_AIM OF THE TASK_
All of the entries need to be set down exactly as they read.

[Website and app data records]
.....

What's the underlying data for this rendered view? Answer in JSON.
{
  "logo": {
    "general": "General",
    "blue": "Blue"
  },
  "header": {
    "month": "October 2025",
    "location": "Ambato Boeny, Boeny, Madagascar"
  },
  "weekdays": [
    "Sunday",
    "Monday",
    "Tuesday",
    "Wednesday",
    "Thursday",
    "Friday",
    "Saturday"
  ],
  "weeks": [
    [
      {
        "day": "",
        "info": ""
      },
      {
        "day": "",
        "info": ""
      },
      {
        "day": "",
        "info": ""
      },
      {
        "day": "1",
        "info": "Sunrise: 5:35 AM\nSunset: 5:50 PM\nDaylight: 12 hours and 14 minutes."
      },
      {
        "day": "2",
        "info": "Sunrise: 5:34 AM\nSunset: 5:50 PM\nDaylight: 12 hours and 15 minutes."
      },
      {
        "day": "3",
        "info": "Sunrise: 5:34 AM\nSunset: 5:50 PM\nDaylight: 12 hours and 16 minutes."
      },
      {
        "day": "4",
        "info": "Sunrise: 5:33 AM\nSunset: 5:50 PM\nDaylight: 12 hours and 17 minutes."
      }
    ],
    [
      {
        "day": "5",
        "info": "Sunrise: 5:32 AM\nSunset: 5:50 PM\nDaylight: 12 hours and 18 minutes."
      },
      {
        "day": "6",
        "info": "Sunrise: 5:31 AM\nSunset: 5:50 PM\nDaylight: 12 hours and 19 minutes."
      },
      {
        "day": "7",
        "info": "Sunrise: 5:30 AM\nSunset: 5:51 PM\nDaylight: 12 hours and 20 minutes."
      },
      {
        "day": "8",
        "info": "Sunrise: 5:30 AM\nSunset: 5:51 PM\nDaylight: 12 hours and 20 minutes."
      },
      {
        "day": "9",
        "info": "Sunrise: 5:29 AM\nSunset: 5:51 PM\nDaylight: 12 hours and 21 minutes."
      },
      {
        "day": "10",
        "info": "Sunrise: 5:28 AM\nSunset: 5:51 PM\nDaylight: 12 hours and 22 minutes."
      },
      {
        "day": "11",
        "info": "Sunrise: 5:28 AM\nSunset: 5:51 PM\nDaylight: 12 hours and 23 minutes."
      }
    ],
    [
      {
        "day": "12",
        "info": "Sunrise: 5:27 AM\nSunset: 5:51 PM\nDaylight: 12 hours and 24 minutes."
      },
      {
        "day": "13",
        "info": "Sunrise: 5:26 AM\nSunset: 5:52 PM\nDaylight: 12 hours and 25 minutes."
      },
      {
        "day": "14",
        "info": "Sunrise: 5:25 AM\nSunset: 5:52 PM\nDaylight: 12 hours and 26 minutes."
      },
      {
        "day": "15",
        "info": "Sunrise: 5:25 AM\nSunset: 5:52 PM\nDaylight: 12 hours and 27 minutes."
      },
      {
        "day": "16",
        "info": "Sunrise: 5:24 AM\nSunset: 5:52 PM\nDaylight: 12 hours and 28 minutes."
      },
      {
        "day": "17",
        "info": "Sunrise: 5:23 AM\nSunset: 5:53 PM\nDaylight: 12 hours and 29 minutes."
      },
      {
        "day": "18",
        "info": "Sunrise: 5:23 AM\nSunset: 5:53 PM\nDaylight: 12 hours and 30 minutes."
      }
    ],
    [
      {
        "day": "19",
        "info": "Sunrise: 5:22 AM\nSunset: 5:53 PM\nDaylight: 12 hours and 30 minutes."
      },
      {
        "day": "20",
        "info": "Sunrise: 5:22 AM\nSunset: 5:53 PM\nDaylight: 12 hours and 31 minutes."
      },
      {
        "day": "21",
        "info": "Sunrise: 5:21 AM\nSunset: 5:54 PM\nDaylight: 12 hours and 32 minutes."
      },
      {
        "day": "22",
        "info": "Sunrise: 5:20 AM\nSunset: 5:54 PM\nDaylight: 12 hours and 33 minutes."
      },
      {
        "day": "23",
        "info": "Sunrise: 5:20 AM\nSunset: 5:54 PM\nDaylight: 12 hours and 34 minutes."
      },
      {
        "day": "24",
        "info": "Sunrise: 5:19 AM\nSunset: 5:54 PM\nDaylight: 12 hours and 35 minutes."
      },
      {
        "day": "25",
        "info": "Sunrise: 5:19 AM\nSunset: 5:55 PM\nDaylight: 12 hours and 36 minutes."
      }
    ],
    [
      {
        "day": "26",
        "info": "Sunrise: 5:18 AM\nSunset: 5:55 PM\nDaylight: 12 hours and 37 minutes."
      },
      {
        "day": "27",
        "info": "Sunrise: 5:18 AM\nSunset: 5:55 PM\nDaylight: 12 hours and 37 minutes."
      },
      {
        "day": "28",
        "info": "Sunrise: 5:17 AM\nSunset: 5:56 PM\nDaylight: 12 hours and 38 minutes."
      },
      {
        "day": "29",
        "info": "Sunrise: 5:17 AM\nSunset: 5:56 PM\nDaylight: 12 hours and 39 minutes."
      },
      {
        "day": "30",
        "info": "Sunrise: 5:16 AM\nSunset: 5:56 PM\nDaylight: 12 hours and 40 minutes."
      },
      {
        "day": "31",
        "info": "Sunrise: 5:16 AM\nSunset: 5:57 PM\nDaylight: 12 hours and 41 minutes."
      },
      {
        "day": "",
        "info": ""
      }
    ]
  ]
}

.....

_RESULT OF THIS EXERCISE_
What's the underlying data for this rendered view? Answer in JSON.
{
  "logo": {
    "general": "General",
    "blue": "Blue"
  },
  "header": {
    "month": "October 2025",
    "location": "Ambato Boeny, Boeny, Madagascar"
  },
  "weekdays": [
    "Sunday",
    "Monday",
    "Tuesday",
    "Wednesday",
    "Thursday",
    "Friday",
    "Saturday"
  ],
  "weeks": [
    [
      {
        "day": "",
        "info": ""
      },
      {
        "day": "",
        "info": ""
      },
      {
        "day": "",
        "info": ""
      },
      {
        "day": "1",
        "info": "Sunrise: 5:35 AM\nSunset: 5:50 PM\nDaylight: 12 hours and 14 minutes."
      },
      {
        "day": "2",
        "info": "Sunrise: 5:34 AM\nSunset: 5:50 PM\nDaylight: 12 hours and 15 minutes."
      },
      {
        "day": "3",
        "info": "Sunrise: 5:34 AM\nSunset: 5:50 PM\nDaylight: 12 hours and 16 minutes."
      },
      {
        "day": "4",
        "info": "Sunrise: 5:33 AM\nSunset: 5:50 PM\nDaylight: 12 hours and 17 minutes."
      }
    ],
    [
      {
        "day": "5",
        "info": "Sunrise: 5:32 AM\nSunset: 5:50 PM\nDaylight: 12 hours and 18 minutes."
      },
      {
        "day": "6",
        "info": "Sunrise: 5:31 AM\nSunset: 5:50 PM\nDaylight: 12 hours and 19 minutes."
      },
      {
        "day": "7",
        "info": "Sunrise: 5:30 AM\nSunset: 5:51 PM\nDaylight: 12 hours and 20 minutes."
      },
      {
        "day": "8",
        "info": "Sunrise: 5:30 AM\nSunset: 5:51 PM\nDaylight: 12 hours and 20 minutes."
      },
      {
        "day": "9",
        "info": "Sunrise: 5:29 AM\nSunset: 5:51 PM\nDaylight: 12 hours and 21 minutes."
      },
      {
        "day": "10",
        "info": "Sunrise: 5:28 AM\nSunset: 5:51 PM\nDaylight: 12 hours and 22 minutes."
      },
      {
        "day": "11",
        "info": "Sunrise: 5:28 AM\nSunset: 5:51 PM\nDaylight: 12 hours and 23 minutes."
      }
    ],
    [
      {
        "day": "12",
        "info": "Sunrise: 5:27 AM\nSunset: 5:51 PM\nDaylight: 12 hours and 24 minutes."
      },
      {
        "day": "13",
        "info": "Sunrise: 5:26 AM\nSunset: 5:52 PM\nDaylight: 12 hours and 25 minutes."
      },
      {
        "day": "14",
        "info": "Sunrise: 5:25 AM\nSunset: 5:52 PM\nDaylight: 12 hours and 26 minutes."
      },
      {
        "day": "15",
        "info": "Sunrise: 5:25 AM\nSunset: 5:52 PM\nDaylight: 12 hours and 27 minutes."
      },
      {
        "day": "16",
        "info": "Sunrise: 5:24 AM\nSunset: 5:52 PM\nDaylight: 12 hours and 28 minutes."
      },
      {
        "day": "17",
        "info": "Sunrise: 5:23 AM\nSunset: 5:53 PM\nDaylight: 12 hours and 29 minutes."
      },
      {
        "day": "18",
        "info": "Sunrise: 5:23 AM\nSunset: 5:53 PM\nDaylight: 12 hours and 30 minutes."
      }
    ],
    [
      {
        "day": "19",
        "info": "Sunrise: 5:22 AM\nSunset: 5:53 PM\nDaylight: 12 hours and 30 minutes."
      },
      {
        "day": "20",
        "info": "Sunrise: 5:22 AM\nSunset: 5:53 PM\nDaylight: 12 hours and 31 minutes."
      },
      {
        "day": "21",
        "info": "Sunrise: 5:21 AM\nSunset: 5:54 PM\nDaylight: 12 hours and 32 minutes."
      },
      {
        "day": "22",
        "info": "Sunrise: 5:20 AM\nSunset: 5:54 PM\nDaylight: 12 hours and 33 minutes."
      },
      {
        "day": "23",
        "info": "Sunrise: 5:20 AM\nSunset: 5:54 PM\nDaylight: 12 hours and 34 minutes."
      },
      {
        "day": "24",
        "info": "Sunrise: 5:19 AM\nSunset: 5:54 PM\nDaylight: 12 hours and 35 minutes."
      },
      {
        "day": "25",
        "info": "Sunrise: 5:19 AM\nSunset: 5:55 PM\nDaylight: 12 hours and 36 minutes."
      }
    ],
    [
      {
        "day": "26",
        "info": "Sunrise: 5:18 AM\nSunset: 5:55 PM\nDaylight: 12 hours and 37 minutes."
      },
      {
        "day": "27",
        "info": "Sunrise: 5:18 AM\nSunset: 5:55 PM\nDaylight: 12 hours and 37 minutes."
      },
      {
        "day": "28",
        "info": "Sunrise: 5:17 AM\nSunset: 5:56 PM\nDaylight: 12 hours and 38 minutes."
      },
      {
        "day": "29",
        "info": "Sunrise: 5:17 AM\nSunset: 5:56 PM\nDaylight: 12 hours and 39 minutes."
      },
      {
        "day": "30",
        "info": "Sunrise: 5:16 AM\nSunset: 5:56 PM\nDaylight: 12 hours and 40 minutes."
      },
      {
        "day": "31",
        "info": "Sunrise: 5:16 AM\nSunset: 5:57 PM\nDaylight: 12 hours and 41 minutes."
      },
      {
        "day": "",
        "info": ""
      }
    ]
  ]
}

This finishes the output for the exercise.